The Rug Industry and Child Labour
UPDATE (30/11/2009): SINCE THIS ARTICLE WAS PUBLISHED 'RUGMARK' HAS BEEN RE-BRANDED AS 'GOODWEAVE'.
Rugs, as with many other goods manufactured in poorer countries, are often made by children against their will, in poor conditions. Here we look at the problem of child labour in the rug industry, what is being done to try and prevent it and how you (the consumer) can contribute just by making an informed decision when purchasing a rug.
Child labour is a very large problem in the rug industry, especially in the poorer parts of India, Pakistan and Nepal. Children are employed at a young age (sometimes as young as 4 years old) and are forced to work in very poor conditions. This can lead to health problems such as spinal and hand injuries and also respiratory effects. The right to do school work is also taken away from these children as they spend the majority of their childhood in labour, weaving rugs. 42 percent of children in the rug industry have never even attended one day of school. The maximum wage is the equivalent to 90 pence per day and children normally work at least eleven hours a day, seven days a week.
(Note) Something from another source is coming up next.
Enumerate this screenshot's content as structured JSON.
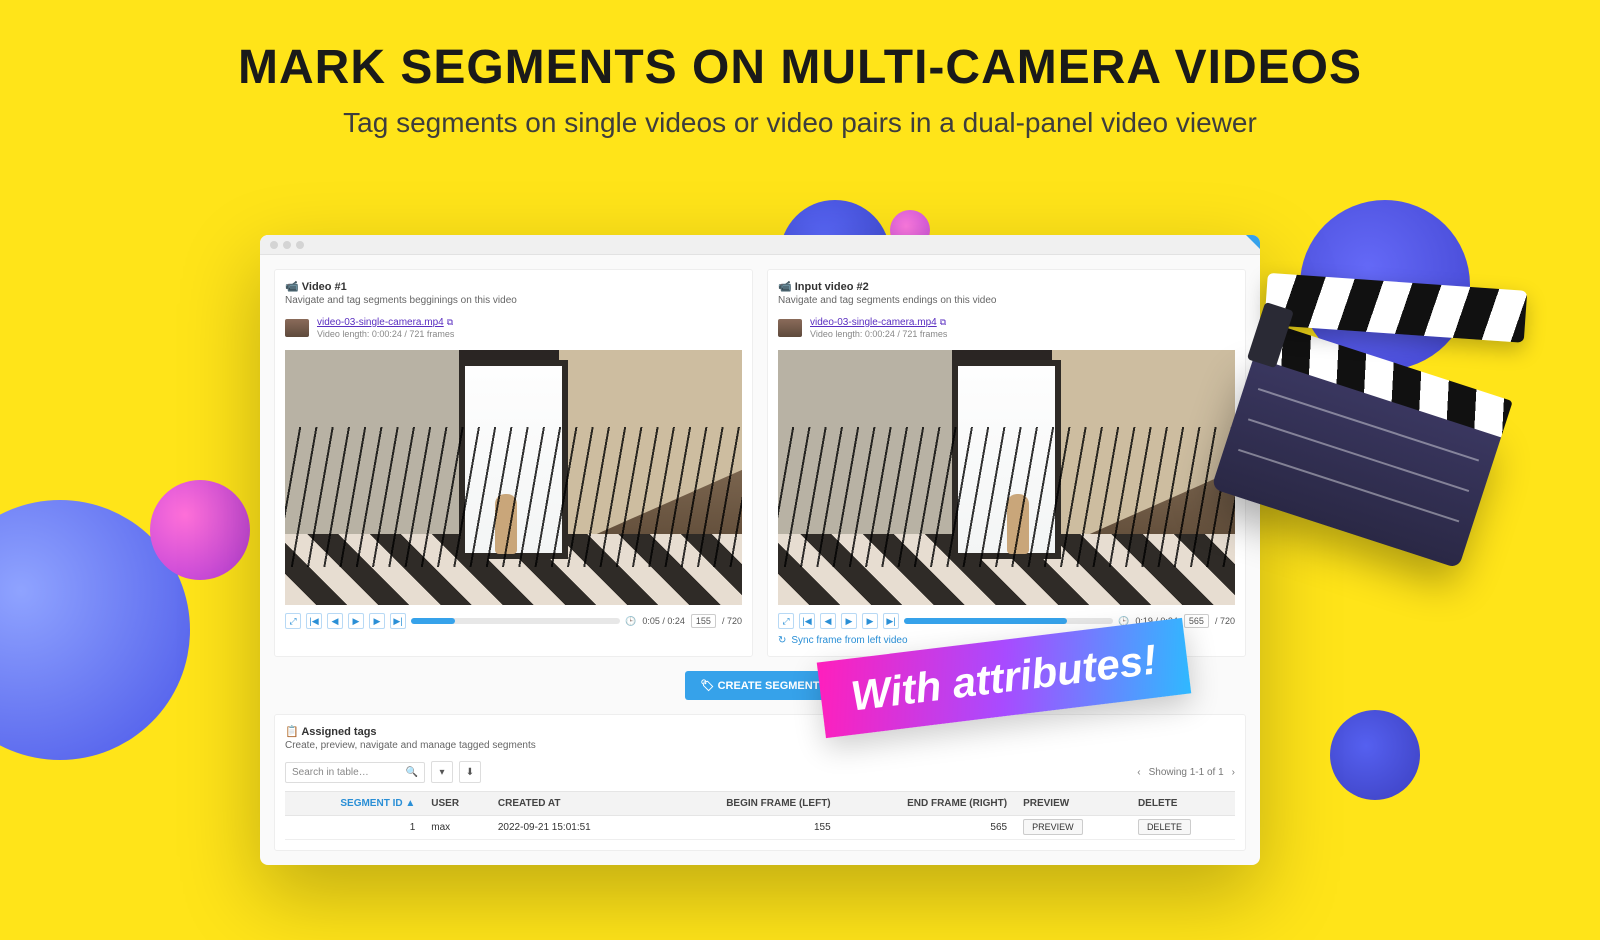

Often it is the case that these children are the victims of debt bondage. This means that they are forced to work of debt incurred by their parents. This debt is usually the equivalent of just a few pounds yet the children will work the majority of their lives to pay it off as they are charged for shelter, food and are held responsible for any imperfections in the carpets they weave.
One of the major initiatives which aims to stamp out child labour in the rug industry is called RugMark, a global, non-profit organization established in 1994. Its objectives include bringing an end to illegal child labour in the rug industry, ensuring these children get an education, and ensuring workers (including adults) have acceptable working conditions and are paid a fair wage.
When an exporter or importer of rugs wishes to join the RugMark initiative they must first agree to the following:
- None of their rugs will be produced by illegally employed children;
- Fair wages will be paid to all adult workers;
- Permit random inspections of their manufacturing premesis without prior notification;
- Inform RugMark of every sale of rugs carrying the RugMark label.
RugMark then charges all exporters and importers a licence fee to allow them to use the RugMark label. This money is then used to fund the RugMark programme. Each label contains a unique serial number allowing it to be traced back to exactly where it was manufactured.
RugMark has been very successful, almost 6 million rugs carrying the label have been exported worldwide. As well as this over 3000 children have been rescued from illegal labour, and a number of welfare & education initiatives have been established. However there is still a lot more to be done.
Modern Rugs is an official RugMark retail partner, you will find us listed on the RugMark website. We stock an extensive range of RugMark products and we are committed to helping RugMark suceed in its objectives.
So what can you do as the consumer. Simple; when purchasing a rug which has been made in India, Pakistan or Nepal make sure it has the RugMark label. Here at Modern Rugs you will find hundreds of RugMark label rugs for sale at our online shop including our kids rugs. If you would like to check that a rug on our website carries the RugMark label before purchasing feel free to call us on 01388 663738.